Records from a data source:
Content starts
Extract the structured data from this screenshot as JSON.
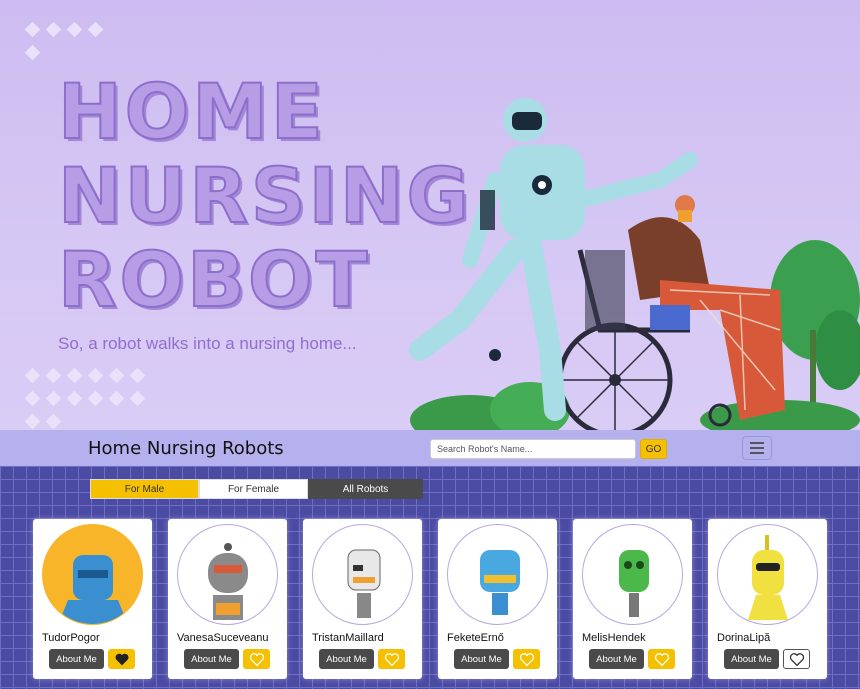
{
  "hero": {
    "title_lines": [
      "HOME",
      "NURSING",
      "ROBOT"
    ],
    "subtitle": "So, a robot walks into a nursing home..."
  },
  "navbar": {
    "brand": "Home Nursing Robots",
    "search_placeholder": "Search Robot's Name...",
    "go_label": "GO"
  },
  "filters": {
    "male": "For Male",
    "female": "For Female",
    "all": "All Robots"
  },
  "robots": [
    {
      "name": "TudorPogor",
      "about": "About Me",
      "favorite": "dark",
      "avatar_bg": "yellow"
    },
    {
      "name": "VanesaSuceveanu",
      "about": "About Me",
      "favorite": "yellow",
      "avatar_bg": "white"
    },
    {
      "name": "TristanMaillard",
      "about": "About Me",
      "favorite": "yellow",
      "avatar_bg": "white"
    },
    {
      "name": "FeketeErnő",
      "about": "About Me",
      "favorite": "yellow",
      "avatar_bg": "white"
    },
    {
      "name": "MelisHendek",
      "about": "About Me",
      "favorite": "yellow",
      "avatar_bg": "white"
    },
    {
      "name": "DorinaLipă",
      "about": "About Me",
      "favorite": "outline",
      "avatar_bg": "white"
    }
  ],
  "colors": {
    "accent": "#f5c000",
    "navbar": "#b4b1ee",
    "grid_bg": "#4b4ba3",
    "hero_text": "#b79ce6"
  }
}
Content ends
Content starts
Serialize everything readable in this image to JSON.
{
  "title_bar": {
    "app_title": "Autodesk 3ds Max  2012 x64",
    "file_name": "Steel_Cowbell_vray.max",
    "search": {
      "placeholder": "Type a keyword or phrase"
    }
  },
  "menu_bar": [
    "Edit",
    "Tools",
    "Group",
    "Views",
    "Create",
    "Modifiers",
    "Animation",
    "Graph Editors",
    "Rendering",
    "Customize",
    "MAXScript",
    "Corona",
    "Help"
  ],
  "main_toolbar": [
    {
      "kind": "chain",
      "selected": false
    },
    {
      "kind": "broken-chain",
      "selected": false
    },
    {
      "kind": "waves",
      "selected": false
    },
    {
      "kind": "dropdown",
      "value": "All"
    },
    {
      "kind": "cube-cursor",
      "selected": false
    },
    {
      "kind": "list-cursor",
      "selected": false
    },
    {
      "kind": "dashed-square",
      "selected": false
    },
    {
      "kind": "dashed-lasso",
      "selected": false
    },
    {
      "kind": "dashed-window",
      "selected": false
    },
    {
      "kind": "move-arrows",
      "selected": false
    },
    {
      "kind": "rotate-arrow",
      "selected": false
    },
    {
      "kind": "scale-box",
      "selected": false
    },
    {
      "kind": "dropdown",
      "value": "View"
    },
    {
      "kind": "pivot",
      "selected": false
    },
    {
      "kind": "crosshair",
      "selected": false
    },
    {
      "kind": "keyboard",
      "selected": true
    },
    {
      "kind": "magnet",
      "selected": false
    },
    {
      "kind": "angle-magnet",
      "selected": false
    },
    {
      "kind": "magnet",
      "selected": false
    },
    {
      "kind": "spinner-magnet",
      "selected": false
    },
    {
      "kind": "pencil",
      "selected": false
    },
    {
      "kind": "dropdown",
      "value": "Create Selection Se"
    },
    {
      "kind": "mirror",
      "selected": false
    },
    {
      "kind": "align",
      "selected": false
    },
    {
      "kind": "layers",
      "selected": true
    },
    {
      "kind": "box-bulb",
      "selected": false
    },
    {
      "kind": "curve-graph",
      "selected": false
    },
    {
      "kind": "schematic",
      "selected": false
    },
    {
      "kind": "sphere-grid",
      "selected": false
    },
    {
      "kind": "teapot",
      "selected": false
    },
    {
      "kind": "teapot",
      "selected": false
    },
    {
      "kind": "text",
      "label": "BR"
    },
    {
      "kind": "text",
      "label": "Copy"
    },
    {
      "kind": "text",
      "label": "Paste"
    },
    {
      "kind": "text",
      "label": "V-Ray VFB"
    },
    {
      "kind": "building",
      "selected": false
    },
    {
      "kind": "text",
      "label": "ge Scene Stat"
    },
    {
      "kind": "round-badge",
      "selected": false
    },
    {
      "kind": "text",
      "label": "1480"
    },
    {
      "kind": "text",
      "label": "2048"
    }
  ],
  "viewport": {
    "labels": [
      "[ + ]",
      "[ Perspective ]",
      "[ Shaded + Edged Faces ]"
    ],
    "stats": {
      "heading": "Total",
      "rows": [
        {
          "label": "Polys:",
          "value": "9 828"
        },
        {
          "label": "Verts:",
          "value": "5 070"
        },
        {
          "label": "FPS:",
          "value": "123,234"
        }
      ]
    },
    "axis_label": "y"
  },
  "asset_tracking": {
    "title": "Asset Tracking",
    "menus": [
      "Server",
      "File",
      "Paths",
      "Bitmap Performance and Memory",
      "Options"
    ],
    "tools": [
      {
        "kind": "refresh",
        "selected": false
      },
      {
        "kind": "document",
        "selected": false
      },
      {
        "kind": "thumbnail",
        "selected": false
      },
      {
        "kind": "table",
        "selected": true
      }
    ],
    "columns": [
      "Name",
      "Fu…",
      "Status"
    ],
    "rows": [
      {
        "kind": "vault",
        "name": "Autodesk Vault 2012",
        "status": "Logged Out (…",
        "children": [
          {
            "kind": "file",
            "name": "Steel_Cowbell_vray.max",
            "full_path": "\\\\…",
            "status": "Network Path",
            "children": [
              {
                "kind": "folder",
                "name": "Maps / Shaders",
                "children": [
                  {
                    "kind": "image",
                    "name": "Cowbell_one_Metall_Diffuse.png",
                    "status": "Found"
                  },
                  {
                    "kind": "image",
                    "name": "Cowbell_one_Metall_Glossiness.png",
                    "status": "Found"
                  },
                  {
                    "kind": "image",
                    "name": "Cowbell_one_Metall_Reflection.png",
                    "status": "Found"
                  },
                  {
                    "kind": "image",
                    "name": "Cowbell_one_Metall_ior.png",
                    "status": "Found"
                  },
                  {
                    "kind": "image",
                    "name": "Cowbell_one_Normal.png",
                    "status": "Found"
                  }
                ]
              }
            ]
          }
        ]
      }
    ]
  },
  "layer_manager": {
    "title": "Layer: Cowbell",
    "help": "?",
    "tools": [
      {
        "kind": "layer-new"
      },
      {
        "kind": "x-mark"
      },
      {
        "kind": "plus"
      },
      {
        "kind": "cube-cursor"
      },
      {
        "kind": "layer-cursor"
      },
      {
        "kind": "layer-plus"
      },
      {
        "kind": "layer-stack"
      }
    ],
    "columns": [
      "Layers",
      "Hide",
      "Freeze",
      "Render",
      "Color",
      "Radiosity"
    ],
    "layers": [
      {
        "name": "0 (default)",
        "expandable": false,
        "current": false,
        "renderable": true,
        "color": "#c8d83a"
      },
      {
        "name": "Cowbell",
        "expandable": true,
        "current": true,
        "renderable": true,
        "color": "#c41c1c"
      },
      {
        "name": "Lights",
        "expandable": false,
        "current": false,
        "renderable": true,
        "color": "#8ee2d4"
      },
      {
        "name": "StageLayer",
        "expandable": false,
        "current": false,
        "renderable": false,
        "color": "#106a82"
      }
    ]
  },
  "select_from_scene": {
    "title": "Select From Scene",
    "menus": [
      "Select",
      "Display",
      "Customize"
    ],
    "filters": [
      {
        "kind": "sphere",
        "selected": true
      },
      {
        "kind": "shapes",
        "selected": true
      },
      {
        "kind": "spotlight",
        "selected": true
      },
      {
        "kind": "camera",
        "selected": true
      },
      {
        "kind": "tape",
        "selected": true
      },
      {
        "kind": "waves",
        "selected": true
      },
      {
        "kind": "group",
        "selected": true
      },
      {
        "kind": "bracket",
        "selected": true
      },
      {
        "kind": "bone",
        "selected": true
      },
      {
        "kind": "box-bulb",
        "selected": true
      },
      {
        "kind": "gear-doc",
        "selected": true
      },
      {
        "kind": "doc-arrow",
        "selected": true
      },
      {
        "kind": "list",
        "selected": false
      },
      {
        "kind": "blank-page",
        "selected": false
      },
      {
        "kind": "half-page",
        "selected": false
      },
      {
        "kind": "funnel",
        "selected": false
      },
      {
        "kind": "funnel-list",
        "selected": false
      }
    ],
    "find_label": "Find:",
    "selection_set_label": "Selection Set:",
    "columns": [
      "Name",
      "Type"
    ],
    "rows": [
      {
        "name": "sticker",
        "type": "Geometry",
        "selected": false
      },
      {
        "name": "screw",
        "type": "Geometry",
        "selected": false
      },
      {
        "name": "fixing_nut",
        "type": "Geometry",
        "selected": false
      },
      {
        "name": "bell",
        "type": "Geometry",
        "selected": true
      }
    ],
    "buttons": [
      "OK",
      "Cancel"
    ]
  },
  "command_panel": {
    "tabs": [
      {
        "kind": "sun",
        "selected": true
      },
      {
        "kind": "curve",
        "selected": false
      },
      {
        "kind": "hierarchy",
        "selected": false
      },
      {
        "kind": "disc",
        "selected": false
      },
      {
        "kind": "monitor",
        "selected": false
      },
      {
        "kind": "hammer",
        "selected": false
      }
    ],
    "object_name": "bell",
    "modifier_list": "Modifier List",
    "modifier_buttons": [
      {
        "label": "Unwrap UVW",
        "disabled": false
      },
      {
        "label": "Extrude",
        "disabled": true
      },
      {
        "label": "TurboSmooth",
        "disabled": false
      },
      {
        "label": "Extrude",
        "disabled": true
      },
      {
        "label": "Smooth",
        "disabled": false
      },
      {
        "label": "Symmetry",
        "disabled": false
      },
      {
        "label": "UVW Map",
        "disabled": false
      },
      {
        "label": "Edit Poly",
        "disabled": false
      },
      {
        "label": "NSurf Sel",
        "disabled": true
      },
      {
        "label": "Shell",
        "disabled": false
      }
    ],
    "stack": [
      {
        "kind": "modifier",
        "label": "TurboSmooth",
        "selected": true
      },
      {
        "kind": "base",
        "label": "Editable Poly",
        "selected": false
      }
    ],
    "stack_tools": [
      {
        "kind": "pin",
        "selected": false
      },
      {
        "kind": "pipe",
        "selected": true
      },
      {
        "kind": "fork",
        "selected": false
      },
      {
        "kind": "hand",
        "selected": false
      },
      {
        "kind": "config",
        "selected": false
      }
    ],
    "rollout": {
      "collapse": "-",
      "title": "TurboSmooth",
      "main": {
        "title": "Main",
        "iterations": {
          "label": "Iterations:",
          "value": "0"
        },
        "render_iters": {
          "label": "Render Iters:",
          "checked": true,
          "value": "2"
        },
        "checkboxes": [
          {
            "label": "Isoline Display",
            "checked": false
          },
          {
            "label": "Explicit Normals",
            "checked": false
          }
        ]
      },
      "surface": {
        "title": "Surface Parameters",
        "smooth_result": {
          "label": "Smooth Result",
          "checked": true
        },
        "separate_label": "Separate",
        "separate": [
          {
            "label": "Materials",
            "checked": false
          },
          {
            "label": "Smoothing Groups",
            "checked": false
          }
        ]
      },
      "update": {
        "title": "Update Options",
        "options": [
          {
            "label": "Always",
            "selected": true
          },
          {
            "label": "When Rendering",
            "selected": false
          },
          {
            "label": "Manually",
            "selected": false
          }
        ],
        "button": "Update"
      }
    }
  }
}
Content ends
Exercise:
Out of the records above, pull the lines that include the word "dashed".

Solution to this task:
      "kind": "dashed-square",
      "kind": "dashed-lasso",
      "kind": "dashed-window",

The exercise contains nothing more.